Located on the outskirts of the Atlanta-metro region, Morgan County has maintained its rural setting and small-town charm, abundant greenspace, and rich agricultural heritage through progressive planning efforts. A public-driven Greenprint Plan was first commissioned in 2004, identifying countywide resources such as springs, historic farmhouses, productive agricultural lands, scenic roads, important gateways, and greenspace buffers. The Greenprint serves as a long-term strategy for the preservation of significant and valuable resources, while recognizing the inevitability and desirability of growth and economic expansion. To this end, the Greenprint reflects a desire to balance growth with preservation goals. The Greenprint Plan has been used by local governments, landowners, land trusts, the Historic Preservation Division, and the Madison-Morgan Conservancy as a guiding document to facilitate the preservation of these special places.

Over the course of 2017, updates to the 2004 Greenprint Plan were prepared to coincide with updates to the Morgan County Comprehensive Plan. In order to garner input and support for the process, several forums were held throughout the county for eliciting information from the public. Results of identification efforts accounted for over 200 specific opportunities and threats pertaining to resources, features, and other significant factors within the county. The expansive inventory represents public opinion regarding what is important to save for future generations.

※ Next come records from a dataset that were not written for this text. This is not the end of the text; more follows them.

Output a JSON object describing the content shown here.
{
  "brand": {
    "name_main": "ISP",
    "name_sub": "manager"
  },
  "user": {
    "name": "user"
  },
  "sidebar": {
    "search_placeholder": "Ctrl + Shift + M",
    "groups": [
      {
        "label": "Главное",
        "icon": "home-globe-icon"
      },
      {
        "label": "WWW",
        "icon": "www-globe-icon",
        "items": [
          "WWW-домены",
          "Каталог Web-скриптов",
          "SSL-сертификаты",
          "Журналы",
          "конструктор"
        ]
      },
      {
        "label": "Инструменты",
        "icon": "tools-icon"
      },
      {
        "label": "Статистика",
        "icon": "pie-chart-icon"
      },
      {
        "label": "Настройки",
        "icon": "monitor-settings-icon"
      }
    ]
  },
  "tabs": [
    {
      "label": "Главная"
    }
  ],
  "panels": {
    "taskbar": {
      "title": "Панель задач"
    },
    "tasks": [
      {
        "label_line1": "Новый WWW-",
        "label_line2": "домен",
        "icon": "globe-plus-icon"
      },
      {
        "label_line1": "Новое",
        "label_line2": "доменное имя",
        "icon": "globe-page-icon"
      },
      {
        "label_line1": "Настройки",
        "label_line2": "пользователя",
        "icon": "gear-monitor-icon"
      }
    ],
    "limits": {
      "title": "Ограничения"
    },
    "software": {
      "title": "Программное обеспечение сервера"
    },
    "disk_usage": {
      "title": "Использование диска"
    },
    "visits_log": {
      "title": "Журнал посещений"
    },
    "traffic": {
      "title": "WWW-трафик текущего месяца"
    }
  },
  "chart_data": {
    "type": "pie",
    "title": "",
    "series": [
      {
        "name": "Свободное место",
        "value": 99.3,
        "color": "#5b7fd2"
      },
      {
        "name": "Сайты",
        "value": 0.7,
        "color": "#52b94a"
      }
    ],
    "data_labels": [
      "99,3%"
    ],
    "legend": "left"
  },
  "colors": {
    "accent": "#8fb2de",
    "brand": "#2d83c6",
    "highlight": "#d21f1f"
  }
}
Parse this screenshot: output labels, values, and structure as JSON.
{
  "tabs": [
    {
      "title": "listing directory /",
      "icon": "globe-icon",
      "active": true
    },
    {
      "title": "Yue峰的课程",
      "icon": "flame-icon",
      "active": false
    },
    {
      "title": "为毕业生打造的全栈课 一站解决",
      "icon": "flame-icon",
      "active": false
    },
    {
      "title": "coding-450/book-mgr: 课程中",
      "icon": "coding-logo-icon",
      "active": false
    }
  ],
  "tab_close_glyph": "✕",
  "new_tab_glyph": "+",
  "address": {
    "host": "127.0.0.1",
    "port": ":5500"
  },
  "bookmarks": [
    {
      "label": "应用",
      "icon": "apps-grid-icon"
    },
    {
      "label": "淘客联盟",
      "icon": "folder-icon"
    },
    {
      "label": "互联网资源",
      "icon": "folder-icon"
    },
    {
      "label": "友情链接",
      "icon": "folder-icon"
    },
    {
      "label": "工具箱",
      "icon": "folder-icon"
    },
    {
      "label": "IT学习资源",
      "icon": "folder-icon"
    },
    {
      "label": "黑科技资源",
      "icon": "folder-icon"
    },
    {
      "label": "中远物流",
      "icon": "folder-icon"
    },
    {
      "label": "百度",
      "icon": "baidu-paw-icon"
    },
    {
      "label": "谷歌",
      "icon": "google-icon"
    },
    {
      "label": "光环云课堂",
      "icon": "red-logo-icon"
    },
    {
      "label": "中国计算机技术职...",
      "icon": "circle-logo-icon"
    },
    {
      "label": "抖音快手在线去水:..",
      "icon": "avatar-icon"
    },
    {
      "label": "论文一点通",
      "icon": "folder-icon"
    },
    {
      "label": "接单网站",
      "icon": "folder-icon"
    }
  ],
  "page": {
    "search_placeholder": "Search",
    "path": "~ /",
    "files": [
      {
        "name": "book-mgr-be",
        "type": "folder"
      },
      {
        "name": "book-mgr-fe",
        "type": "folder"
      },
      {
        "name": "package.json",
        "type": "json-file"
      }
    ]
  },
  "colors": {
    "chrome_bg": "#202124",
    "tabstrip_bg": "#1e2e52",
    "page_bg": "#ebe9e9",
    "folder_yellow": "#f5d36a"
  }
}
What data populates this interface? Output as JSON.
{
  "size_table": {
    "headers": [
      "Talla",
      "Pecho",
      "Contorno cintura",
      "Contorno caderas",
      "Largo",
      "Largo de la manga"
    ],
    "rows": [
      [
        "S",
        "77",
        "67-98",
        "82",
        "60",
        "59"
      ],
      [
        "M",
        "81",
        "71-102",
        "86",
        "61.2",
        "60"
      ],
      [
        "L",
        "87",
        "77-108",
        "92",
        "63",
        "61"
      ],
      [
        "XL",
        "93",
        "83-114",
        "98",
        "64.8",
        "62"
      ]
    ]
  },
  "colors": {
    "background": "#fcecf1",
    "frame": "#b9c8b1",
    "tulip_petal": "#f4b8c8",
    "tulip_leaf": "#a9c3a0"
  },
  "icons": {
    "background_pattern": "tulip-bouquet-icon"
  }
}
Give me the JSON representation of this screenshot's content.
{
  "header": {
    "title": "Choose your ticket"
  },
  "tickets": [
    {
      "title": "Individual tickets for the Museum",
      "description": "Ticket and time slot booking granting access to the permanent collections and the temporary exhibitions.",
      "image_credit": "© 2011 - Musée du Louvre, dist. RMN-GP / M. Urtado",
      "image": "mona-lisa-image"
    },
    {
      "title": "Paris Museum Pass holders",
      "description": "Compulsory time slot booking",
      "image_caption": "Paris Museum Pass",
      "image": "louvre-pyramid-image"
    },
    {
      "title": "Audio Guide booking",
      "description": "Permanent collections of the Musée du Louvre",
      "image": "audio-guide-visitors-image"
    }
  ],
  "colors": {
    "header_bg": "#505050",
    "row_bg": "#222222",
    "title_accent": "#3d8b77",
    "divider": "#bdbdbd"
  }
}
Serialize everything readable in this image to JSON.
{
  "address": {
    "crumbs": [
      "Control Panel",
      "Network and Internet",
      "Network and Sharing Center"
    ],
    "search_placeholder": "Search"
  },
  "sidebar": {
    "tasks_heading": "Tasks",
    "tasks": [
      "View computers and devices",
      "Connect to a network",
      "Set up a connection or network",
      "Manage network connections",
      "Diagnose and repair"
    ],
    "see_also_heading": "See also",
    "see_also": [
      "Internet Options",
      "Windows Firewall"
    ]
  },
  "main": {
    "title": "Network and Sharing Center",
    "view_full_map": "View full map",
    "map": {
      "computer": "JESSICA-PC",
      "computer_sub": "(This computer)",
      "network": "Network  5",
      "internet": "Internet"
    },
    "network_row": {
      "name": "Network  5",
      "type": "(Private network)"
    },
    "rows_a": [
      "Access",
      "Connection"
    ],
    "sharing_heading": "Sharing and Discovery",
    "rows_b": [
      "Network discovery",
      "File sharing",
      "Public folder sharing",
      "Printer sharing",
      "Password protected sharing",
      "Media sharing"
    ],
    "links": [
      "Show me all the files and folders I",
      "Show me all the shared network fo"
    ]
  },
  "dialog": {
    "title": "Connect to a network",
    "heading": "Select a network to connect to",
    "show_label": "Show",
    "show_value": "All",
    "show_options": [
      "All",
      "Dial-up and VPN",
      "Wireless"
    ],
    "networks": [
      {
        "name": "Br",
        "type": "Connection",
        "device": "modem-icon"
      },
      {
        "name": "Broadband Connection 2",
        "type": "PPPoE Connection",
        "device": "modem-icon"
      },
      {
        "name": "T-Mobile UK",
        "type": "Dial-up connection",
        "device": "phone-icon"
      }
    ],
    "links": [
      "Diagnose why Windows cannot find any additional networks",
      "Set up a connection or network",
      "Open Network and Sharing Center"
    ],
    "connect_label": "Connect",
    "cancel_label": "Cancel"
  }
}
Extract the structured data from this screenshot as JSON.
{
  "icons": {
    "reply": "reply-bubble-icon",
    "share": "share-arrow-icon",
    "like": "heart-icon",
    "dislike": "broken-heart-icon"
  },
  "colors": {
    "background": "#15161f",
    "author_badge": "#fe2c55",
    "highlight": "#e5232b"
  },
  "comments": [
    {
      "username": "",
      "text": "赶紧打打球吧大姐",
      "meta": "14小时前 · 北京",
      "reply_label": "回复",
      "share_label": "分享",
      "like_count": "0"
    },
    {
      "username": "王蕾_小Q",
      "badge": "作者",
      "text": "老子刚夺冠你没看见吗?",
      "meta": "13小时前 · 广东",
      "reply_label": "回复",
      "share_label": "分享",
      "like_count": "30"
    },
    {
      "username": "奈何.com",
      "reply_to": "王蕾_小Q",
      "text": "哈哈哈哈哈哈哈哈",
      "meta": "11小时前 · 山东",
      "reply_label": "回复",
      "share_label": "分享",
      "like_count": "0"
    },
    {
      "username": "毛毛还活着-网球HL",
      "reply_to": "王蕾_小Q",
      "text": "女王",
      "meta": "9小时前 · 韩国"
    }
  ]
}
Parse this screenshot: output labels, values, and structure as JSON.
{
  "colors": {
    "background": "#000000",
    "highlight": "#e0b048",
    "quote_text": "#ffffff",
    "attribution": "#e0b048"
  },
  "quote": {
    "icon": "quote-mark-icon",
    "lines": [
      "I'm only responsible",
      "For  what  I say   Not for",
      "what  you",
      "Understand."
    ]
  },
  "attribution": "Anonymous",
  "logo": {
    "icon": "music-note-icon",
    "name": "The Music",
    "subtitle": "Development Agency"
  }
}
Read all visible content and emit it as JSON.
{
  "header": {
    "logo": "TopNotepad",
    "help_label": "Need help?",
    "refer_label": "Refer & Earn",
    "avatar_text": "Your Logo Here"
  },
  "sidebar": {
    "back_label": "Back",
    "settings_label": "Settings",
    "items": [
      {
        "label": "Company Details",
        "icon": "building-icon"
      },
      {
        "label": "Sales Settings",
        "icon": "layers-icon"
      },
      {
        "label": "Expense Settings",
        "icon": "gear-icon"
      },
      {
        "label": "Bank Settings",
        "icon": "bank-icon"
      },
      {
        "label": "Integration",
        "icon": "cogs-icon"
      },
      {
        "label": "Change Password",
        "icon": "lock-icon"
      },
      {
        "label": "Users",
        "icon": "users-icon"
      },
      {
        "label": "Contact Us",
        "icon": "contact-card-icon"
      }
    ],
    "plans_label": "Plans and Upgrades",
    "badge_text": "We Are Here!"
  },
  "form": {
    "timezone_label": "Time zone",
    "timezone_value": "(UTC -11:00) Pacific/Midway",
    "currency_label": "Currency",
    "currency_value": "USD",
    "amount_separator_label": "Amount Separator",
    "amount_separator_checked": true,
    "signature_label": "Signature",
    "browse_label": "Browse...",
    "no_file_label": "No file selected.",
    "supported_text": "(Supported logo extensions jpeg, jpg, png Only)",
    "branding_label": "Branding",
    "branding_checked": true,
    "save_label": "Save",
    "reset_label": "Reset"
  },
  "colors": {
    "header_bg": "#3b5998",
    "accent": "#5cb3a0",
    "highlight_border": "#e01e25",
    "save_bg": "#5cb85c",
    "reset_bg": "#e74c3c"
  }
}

Many of the preservation goals identified in the Greenprint Plan have been accomplished since its adoption as part of the 2004 Morgan County Comprehensive Plan. To date, over 3,500 acres of farmland, timberland, water resources, wildlife habitat, and historic landscapes have been permanently protected through conservation easements. Agritourism has been promoted through FARMeander, Georgia’s first agritourism farm trail, and more than 64 percent of land has been maintained as agriculturally productive. Additionally, the Morgan County Board of Commissioners unanimously voted in favor of accepting the Greenprint Guide as an informational resource document for the County in late 2017.

Environs assisted planning efforts by providing technical analysis of countywide resources, and cataloguing information derived from public identification of resources, features, and other significant opportunities.